Italian 10-year bonds fell, with yields rising the most in more than two months, on speculation the European Central Bank will prevent lenders using future loans it provides to buy sovereign debt.
Spanish 10-year securities dropped for a third week. German 10-year yields climbed by the most since August as a report yesterday showed U.S. employers added more workers in November than analysts forecast and the jobless rate dropped, boosting the case for the Federal Reserve to cut stimulus. The ECB wants to ensure any future offerings of long-term cash find their way into the economy, and not hoarded by banks, President Mario Draghi said after a policy meeting in Frankfurt.
“Bond yields rose this week across markets because there was no easing or hint of easing action from the ECB,” said Lyn Graham-Taylor, a fixed-income strategist at Rabobank International in London.
Italy’s 10-year yield rose 12 basis points, or 0.12 percentage point, this week to 4.18 percent at 5 p.m. London time yesterday. The 4.5 percent bond maturing in March 2024 fell 0.985 or 9.85 euros per 1,000 euro face amount, to 103.03. The five-day gain in yields was the most since the period through Sept. 27.
The ECB last held a Long Term Refinancing Operation in March 2012 and officials said much of the cash they loaned then for three years went into funding governments or supporting bank balance sheets. Officials decided not to follow last month’s surprise interest-rate cut with another reduction, leaving the refinancing rate at 0.25 percent at the Dec. 5 meeting.
Investor confidence in the euro area improved this month and industrial production rebounded in December, according to Bloomberg surveys of economists before data next week.
The 203,000 increase in U.S. payrolls followed a revised 200,000 advance in October, Labor Department figures showed in Washington. Federal Reserve policy makers are considering how and when to reduce $85 billion in monthly asset-purchase stimulus measure.
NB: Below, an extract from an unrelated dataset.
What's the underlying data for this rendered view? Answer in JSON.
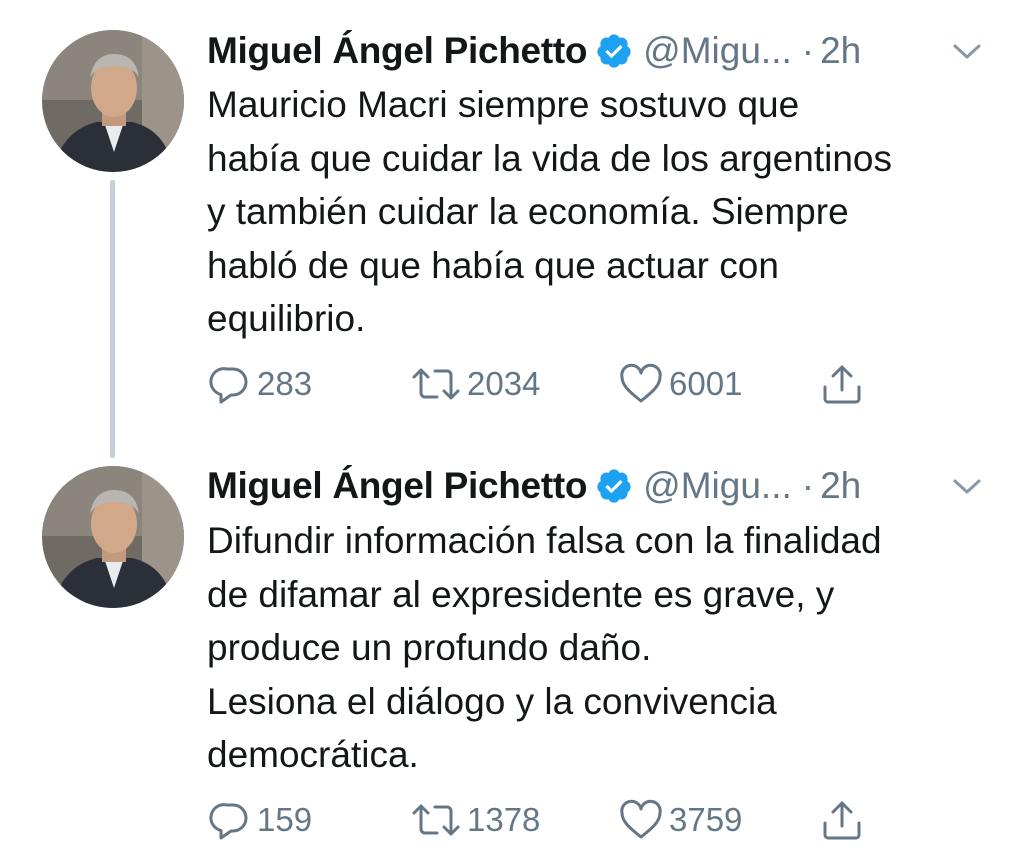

Italy’s bonds earned 6.7 percent this year through Dec. 5, according to Bloomberg World Bond Indexes. Spain’s debt returned 11 percent and Germany’s lost 1.9 percent.